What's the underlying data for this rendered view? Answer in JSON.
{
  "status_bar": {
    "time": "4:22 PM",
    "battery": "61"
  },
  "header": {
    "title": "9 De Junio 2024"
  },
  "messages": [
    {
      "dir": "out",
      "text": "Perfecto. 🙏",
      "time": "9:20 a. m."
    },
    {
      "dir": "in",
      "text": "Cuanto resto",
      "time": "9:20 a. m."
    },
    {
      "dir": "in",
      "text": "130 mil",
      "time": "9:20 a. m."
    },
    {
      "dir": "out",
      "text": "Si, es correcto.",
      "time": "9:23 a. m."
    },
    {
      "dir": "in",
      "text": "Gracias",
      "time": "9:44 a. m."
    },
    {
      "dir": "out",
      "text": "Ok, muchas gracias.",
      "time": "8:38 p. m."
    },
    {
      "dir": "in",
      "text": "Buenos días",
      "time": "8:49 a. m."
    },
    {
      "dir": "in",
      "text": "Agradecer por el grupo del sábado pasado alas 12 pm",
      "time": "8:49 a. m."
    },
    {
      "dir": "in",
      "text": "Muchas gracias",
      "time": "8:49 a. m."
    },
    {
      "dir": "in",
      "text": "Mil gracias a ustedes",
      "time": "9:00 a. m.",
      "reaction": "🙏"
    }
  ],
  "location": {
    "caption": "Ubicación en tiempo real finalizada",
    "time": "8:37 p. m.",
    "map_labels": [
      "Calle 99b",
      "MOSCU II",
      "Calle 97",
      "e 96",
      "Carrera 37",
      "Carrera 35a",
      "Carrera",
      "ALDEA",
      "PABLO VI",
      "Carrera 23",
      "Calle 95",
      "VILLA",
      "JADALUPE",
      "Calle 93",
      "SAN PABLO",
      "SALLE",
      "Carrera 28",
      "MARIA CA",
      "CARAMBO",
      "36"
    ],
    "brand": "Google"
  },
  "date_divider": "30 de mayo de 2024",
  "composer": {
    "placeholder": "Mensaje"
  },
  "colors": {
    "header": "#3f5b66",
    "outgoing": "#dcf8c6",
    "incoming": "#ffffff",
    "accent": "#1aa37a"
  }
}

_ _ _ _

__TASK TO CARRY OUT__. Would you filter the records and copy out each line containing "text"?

__RESULT FOR THIS EXERCISE__.
      "text": "Perfecto. 🙏",
      "text": "Cuanto resto",
      "text": "130 mil",
      "text": "Si, es correcto.",
      "text": "Gracias",
      "text": "Ok, muchas gracias.",
      "text": "Buenos días",
      "text": "Agradecer por el grupo del sábado pasado alas 12 pm",
      "text": "Muchas gracias",
      "text": "Mil gracias a ustedes",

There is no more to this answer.